Kitgum County, bordering Sudan, where Kony is based, receives the full brunt of his marauding.
Fifty percent of fathers of families have been killed, and 10 percent of all mothers, mostly innocent peasant farmers. Because of rebel incursions, there are probably half a million displaced people living miserable lives on the borders in Uganda. Homes, schools and clinics have been abandoned. World Food sustains their forlorn day-to-day existence. This is the background of the Ugandan press’s cynical response to the West’s lament. It is saying, “Africa doesn’t count to the affluent West except to be used and exploited in one way or another. The only cry they hear is their own.”
Such rebel banditry and mayhem is increasing at an alarming rate all across Africa.

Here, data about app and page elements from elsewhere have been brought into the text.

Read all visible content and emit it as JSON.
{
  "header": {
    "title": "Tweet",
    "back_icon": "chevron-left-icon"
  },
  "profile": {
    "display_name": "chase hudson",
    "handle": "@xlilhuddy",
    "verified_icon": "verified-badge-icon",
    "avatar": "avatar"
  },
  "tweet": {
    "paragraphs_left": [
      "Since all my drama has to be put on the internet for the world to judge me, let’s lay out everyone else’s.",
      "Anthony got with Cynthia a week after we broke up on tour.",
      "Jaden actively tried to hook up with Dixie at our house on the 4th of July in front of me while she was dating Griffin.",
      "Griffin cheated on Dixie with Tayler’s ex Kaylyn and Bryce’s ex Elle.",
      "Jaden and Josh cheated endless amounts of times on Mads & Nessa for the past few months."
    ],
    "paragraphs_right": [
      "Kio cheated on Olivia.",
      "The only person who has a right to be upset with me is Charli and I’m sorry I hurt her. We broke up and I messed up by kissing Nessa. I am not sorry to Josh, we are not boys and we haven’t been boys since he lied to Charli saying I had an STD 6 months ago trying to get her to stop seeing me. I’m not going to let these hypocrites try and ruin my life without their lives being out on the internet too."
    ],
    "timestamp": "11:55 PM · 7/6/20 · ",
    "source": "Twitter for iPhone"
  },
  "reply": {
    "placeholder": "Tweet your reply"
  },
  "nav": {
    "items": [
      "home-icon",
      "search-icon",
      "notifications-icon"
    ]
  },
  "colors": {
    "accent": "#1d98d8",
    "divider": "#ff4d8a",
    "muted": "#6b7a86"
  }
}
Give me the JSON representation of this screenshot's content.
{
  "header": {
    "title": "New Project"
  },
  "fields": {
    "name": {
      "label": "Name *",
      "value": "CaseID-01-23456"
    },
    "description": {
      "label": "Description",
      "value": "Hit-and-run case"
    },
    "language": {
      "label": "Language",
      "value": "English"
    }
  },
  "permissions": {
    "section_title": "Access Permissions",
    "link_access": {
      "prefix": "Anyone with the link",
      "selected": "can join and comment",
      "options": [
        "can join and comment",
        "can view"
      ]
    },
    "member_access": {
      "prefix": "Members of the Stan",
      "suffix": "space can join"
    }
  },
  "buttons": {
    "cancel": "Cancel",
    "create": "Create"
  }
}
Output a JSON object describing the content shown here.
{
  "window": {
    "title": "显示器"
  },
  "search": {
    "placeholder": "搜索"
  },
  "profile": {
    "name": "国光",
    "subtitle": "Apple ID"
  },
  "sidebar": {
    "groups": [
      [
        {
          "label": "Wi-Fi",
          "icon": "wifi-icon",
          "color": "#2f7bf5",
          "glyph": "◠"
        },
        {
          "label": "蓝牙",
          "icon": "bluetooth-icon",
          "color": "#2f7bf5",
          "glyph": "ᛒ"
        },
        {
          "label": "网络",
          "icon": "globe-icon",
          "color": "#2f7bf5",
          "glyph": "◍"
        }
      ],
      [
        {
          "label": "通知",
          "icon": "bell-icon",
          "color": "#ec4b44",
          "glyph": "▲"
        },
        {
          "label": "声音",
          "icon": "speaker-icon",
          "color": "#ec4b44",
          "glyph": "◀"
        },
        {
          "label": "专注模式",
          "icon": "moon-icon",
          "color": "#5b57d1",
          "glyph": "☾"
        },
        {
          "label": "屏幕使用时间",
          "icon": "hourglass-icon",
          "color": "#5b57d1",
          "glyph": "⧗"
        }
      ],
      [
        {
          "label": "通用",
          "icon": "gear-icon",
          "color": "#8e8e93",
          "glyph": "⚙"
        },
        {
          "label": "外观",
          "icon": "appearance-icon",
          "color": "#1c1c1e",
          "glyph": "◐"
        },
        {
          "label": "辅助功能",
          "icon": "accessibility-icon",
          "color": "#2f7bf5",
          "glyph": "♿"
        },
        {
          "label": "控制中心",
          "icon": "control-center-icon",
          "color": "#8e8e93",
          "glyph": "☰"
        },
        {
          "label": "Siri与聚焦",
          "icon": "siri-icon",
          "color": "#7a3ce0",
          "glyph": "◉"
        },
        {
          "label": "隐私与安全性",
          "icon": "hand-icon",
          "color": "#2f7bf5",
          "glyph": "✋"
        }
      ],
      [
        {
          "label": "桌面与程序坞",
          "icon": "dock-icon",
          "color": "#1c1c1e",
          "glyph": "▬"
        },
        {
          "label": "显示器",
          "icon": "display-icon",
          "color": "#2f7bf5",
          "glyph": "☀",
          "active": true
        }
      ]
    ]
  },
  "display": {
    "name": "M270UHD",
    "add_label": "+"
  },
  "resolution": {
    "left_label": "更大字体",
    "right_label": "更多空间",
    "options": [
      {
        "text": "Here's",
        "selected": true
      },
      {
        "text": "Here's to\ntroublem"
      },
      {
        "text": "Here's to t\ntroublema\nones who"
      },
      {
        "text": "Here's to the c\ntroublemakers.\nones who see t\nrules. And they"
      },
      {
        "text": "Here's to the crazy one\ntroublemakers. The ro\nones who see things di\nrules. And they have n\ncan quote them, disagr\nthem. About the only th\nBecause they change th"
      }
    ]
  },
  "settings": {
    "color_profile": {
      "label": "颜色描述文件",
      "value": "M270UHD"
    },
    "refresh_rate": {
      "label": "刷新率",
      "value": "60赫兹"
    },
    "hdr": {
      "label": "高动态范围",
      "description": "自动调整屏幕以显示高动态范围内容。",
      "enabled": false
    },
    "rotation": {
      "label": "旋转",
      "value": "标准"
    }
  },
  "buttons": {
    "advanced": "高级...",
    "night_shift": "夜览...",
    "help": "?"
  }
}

Perhaps a closer look at Uganda can tell us something about why the incident at Bwindi, and why such rebel activities. Uganda sits on the equator at an altitude of 3,500 feet. Much of its southern boundary hugs the spectacular, fish-rich Lake Victoria, some 200 miles across.
It is the source of the Nile. The country is the size of Oregon, extremely fertile as well as beautiful, supporting 21 million people. Winston Churchill dubbed it the “Pearl of Africa”; yet 60 percent of the people are without clean drinking water, 85 percent are without electricity. Sixty percent live on less than a dollar a day. Malnourished children are victimized by cholera and malaria.
Infant mortality is staggering.
Uganda has the highest teen-age pregnancy rate of any sub-Saharan African nation, and the average number of children per mother is 6.4. In order to service the country’s international debt, funds normally dedicated to medical and educational services have been siphoned off, causing great suffering to the masses. Uganda is 90 percent Christian, probably 50 percent Catholic, so the church is very much caught in all this. For instance, it is not uncommon that priests have no car, nor even a motorcycle to visit their 25 to 35 outstations.
Add to this the slow, relentless erosion of past tribal loyalties and extended family support systems, once their pride. It has been happening since “the coming of the white man” and the Arabs less than 200 years ago. Africans, of course, like all peoples who survive across centuries, had a functioning and praiseworthy moral system, giving dignity, stability and joy to the people.
But as one suffering mother told me, when I suggested that her family help her:
“Father, it is not the way it used to be. People only help now if you pay them.” The anthropologist Colin Turnbull says, in The Lonely African, that the single most destructive force brought by the colonials was the concept of a money economy. Today hyper-liberal elements of the media, particularly radio and television, but also daily papers, seem bent on continuing the tearing apart of the last remnants of African traditional society by undermining all communal norms of conduct and ridiculing religion. What Pope John Paul II refers to as the culture of death is invading African societies with devastating consequences.
Here are some significant facts. Sub-Saharan Africa accounts for 83 percent of all H.I.V.-AIDS related deaths worldwide and 90 percent of the world’s AIDS orphans. Uganda leads all the African nations with a staggering 1,700,000 AIDS orphans. To the east of Uganda is Kenya, where 22 percent of girls between the ages of 15 and 19 are H.I.V. positive, but only 4 percent of boys the same age are infected.
It is grown men who are victimizing young girls. Kampala, like all large African cities, just grew and grew without planning. Today slums encircle the city, as is the case in most third world cities. They are ugly, overcrowded, cholera-prone hellholes. AIDS is everywhere, and death. Orphans begin to roam, not knowing any longer who they are. Many more men than women suffer depression from unemployment and the hollow sound of a meaningless life.